PROBLEM: In the entries below, find each line with the word "title" and pull it out.

───── TASK DATA ─────

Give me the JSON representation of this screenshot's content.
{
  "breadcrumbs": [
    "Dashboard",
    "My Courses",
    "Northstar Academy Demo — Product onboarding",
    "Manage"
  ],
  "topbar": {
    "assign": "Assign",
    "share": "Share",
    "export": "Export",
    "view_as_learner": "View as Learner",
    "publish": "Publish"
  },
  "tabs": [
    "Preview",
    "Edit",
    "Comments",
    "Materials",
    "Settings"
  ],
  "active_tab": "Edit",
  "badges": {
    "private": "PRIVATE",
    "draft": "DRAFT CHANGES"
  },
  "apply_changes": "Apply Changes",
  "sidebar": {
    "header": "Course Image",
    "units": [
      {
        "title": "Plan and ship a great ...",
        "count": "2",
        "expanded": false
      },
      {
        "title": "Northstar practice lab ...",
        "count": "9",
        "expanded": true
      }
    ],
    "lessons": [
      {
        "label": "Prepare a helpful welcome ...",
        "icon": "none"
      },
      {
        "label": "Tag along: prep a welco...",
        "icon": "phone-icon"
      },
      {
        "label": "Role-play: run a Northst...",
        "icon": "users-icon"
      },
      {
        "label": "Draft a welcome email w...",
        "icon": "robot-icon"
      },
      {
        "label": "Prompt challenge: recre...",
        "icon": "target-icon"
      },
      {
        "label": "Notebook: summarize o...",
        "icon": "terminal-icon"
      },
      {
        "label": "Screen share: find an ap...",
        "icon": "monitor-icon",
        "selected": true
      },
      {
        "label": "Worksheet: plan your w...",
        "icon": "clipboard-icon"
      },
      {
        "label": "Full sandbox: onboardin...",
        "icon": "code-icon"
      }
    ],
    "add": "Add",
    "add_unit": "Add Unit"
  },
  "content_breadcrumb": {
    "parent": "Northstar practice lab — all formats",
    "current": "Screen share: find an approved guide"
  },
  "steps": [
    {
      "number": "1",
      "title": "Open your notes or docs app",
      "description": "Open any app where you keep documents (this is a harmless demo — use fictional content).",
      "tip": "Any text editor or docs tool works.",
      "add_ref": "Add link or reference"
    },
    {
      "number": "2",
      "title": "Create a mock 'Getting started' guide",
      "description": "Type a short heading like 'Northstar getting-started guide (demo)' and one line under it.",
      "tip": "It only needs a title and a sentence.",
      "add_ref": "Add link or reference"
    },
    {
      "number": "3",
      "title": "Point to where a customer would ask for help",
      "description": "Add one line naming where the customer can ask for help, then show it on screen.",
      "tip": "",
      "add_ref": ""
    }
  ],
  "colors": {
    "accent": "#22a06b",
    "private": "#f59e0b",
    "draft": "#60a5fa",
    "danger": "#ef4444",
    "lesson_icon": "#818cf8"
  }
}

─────

OUTPUT FOR THIS EXERCISE:
        "title": "Plan and ship a great ...",
        "title": "Northstar practice lab ...",
      "title": "Open your notes or docs app",
      "title": "Create a mock 'Getting started' guide",
      "tip": "It only needs a title and a sentence.",
      "title": "Point to where a customer would ask for help",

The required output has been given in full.